The Moses Mabhida Stadium.
The Moses Mabhida Stadium.

Premier warns price fixers

By Sipho Khumalo And Bronwyn Gerretsen Time of article published Feb 3, 2011

Share this article:

KwaZulu-Natal Premier Zweli Mkhize on Wednesday vowed to pursue legal action against any company found guilty of bid-rigging in the construction of the R3,1-billion Moses Mabhida Stadium.

Mkhize, who has previously raised concerns with the Treasury about the costs of major construction projects in the province, said such action would be necessary to recover overpayments if price collusion was found.

This was as the Competition Commission of South Africa said it was possible more cases of tender rigging in the Moses Mabhida Stadium construction could come to light.

The commission is investigating 65 bid-rigging cases in the construction sector involving 70 projects valued at R29bn countrywide. These include major projects related to the World Cup, including the Cape Town Stadium, and the Gautrain.

The commission said this week that it had received some information relating to a pilings contract involving a subcontractor on the Moses Mabhida Stadium. The overall contract for the stadium’s piling and earthworks was R50-million.

Oupa Bodibe, the commission’s manager of advocacy and stakeholder relations, said on Wednesday that the pilings collusion case would proceed to the competition tribunal.

Although the commission had more detailed information, he could not release it until it became public in documents before the court. “There might be more rigging than just the pilings with regard to the Moses Mabhida Stadium, but we have not yet received information to say that there is. But we do believe that with many of these big projects there is bid-rigging, so that is why we have called on the industry to come forward with more -information.”

Bodibe was referring to a “fast-track process” for firms alleged to be involved in bid-rigging that had artificially raised the cost of contracts and resulted in the government overpaying for -construction contracts.

Some of the implicated firms have lodged corporate leniency applications and are co-operating with the commission.

Apart from collusion resulting in inflated costs, Bodibe said the commission was also probing the rotation of contracts among companies allegedly involved in collusion.

The Mercury was unable to establish which companies were implicated in KZN, as they might not necessarily have won the main tenders, but could be subcontractors.

Of the major construction firms in the country, only Group Five, M&R and Grinaker-LTA, the locally based multidisciplinary building company within Aveng, have applied for corporate leniency.

Group Five was part of the consortium, which also involved Wilson Bayly Holmes-Ovcon (WBHO) and the Pandev joint venture, which won the building contract for the Moses Mabhida Stadium.

However, Group Five KZN managing director Craig Jessop said none of the company’s cases disclosed to the Competition Commission were related to the stadium.

Speaking at the start of the provincial cabinet’s three-day meeting in Durban yesterday, Mkhize said that should the commission find evidence that construction companies had been involved in price-fixing, the province would take legal action to recover the money.

“We have been concerned for some time about the costs of projects and have raised issues. We are very pleased to learn that the commission has run this investigation. We are now awaiting its final findings and recommendations before considering what action to take.
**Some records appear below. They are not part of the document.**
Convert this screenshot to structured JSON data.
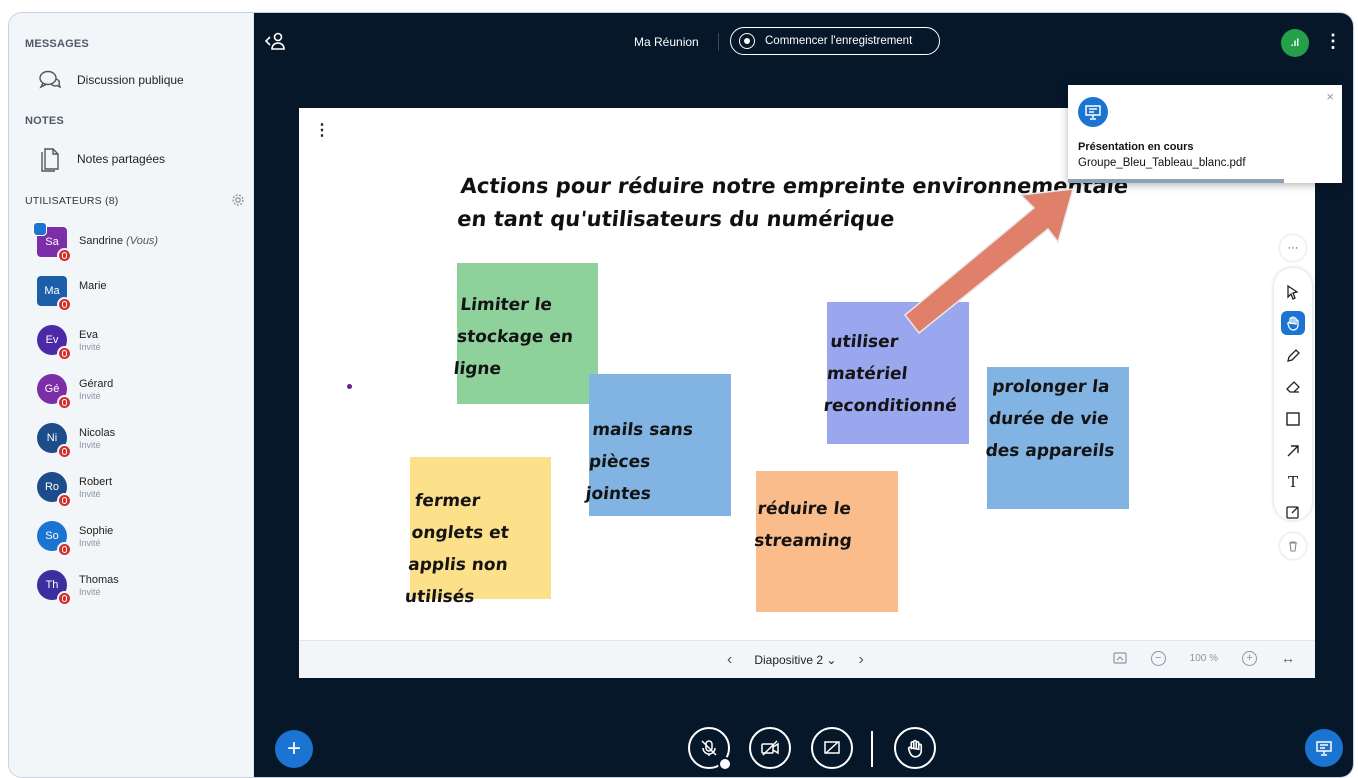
{
  "sidebar": {
    "messages_title": "MESSAGES",
    "public_chat": "Discussion publique",
    "notes_title": "NOTES",
    "shared_notes": "Notes partagées",
    "users_title": "UTILISATEURS (8)",
    "users": [
      {
        "initials": "Sa",
        "name": "Sandrine",
        "suffix": "(Vous)",
        "role": "",
        "color": "#7b2ea8"
      },
      {
        "initials": "Ma",
        "name": "Marie",
        "suffix": "",
        "role": "",
        "color": "#1c5fa8"
      },
      {
        "initials": "Ev",
        "name": "Eva",
        "suffix": "",
        "role": "Invité",
        "color": "#4b2aa8"
      },
      {
        "initials": "Gé",
        "name": "Gérard",
        "suffix": "",
        "role": "Invité",
        "color": "#7b2ea8"
      },
      {
        "initials": "Ni",
        "name": "Nicolas",
        "suffix": "",
        "role": "Invité",
        "color": "#1c4c8a"
      },
      {
        "initials": "Ro",
        "name": "Robert",
        "suffix": "",
        "role": "Invité",
        "color": "#1c4c8a"
      },
      {
        "initials": "So",
        "name": "Sophie",
        "suffix": "",
        "role": "Invité",
        "color": "#1b74d1"
      },
      {
        "initials": "Th",
        "name": "Thomas",
        "suffix": "",
        "role": "Invité",
        "color": "#3b2e9e"
      }
    ]
  },
  "topbar": {
    "meeting_title": "Ma Réunion",
    "record_label": "Commencer l'enregistrement",
    "connection_icon": "signal-bars-icon",
    "connection_text": ".ıl"
  },
  "slide": {
    "title": "Actions pour réduire notre empreinte environnementale en tant qu'utilisateurs du numérique",
    "notes": [
      {
        "text": "Limiter le stockage en ligne",
        "color": "#8ed19b"
      },
      {
        "text": "mails sans pièces jointes",
        "color": "#82b4e3"
      },
      {
        "text": "utiliser matériel reconditionné",
        "color": "#9aa6ee"
      },
      {
        "text": "prolonger la durée de vie des appareils",
        "color": "#82b4e3"
      },
      {
        "text": "fermer onglets et applis non utilisés",
        "color": "#fde08a"
      },
      {
        "text": "réduire le streaming",
        "color": "#fbbc8c"
      }
    ],
    "nav_label": "Diapositive 2",
    "zoom": "100 %"
  },
  "popup": {
    "title": "Présentation en cours",
    "file": "Groupe_Bleu_Tableau_blanc.pdf",
    "close": "×"
  },
  "tools": [
    "select",
    "hand",
    "pencil",
    "eraser",
    "rectangle",
    "arrow",
    "text",
    "note"
  ],
  "colors": {
    "accent": "#1b74d1",
    "background": "#06172a",
    "mute": "#d32f2f",
    "annotation": "#e07f6a"
  }
}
“If we receive concrete proof that companies (we have done business with) are guilty then we will take them to court and sue them to recover our money. We would be stupid not to.”
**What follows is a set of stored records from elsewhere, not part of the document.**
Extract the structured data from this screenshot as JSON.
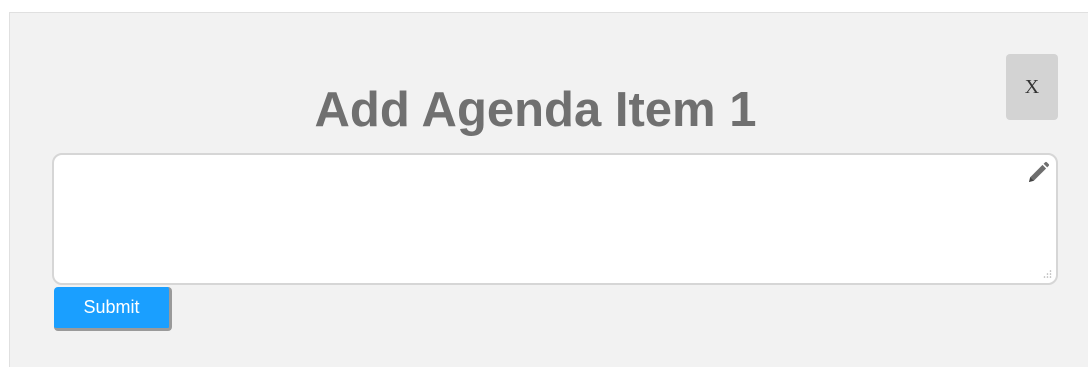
{
  "dialog": {
    "title": "Add Agenda Item 1",
    "close_label": "X"
  },
  "editor": {
    "value": "",
    "placeholder": "",
    "edit_icon": "pencil-icon",
    "resize_icon": "resize-grip-icon"
  },
  "actions": {
    "submit_label": "Submit"
  },
  "colors": {
    "panel_bg": "#f2f2f2",
    "title": "#707070",
    "submit_bg": "#1a9fff",
    "close_bg": "#d3d3d3"
  }
}
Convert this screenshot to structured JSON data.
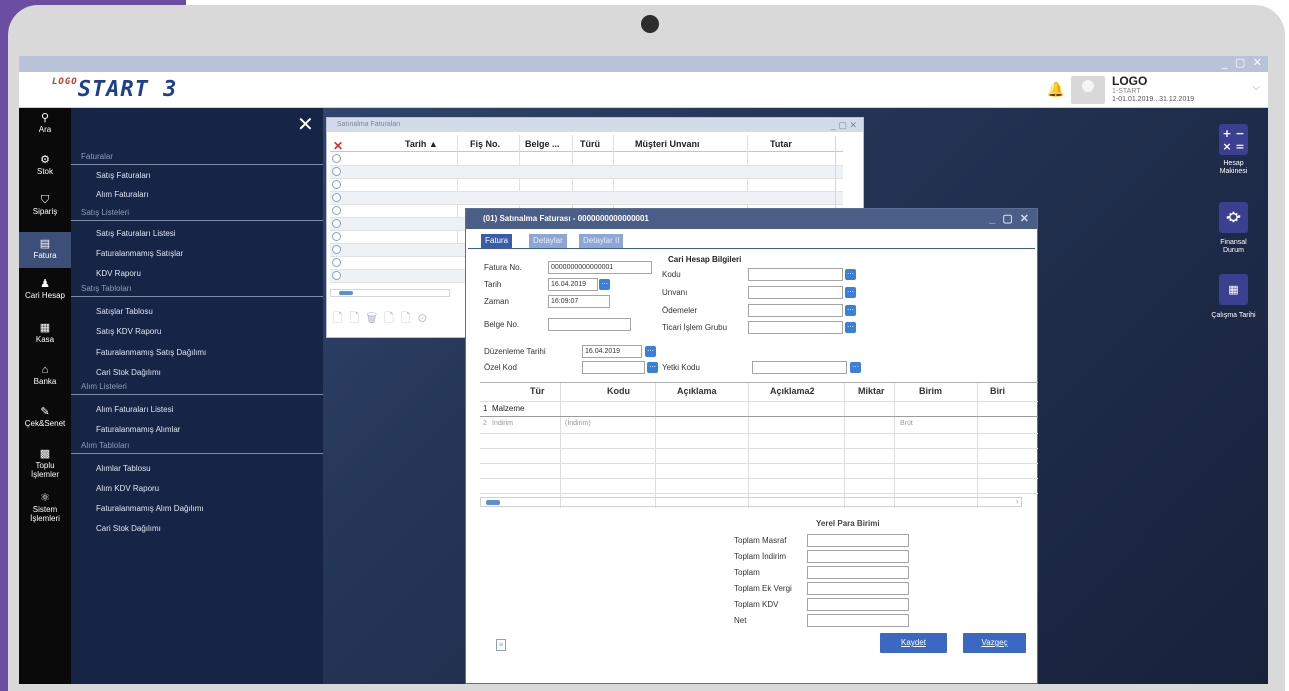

Mkhize said the province had been “very concerned” about the costs of major projects in KZN, and had raised these with some people at the National Treasury.

Logie Naidoo, chairman of the city’s economic development committee, said the municipality was concerned about the allegations.

“We condemn it very strongly. The tender process ensures that we get the best price for the contract and that it be awarded to people competent to do the work. But now we don’t know if we got the best value for our money or not.”

He said the municipality had put together a draft policy which could see errant businesses and individuals who did business with it blacklisted for several misdemeanours, of which tender collusion was one. - The Mercury

Share this article: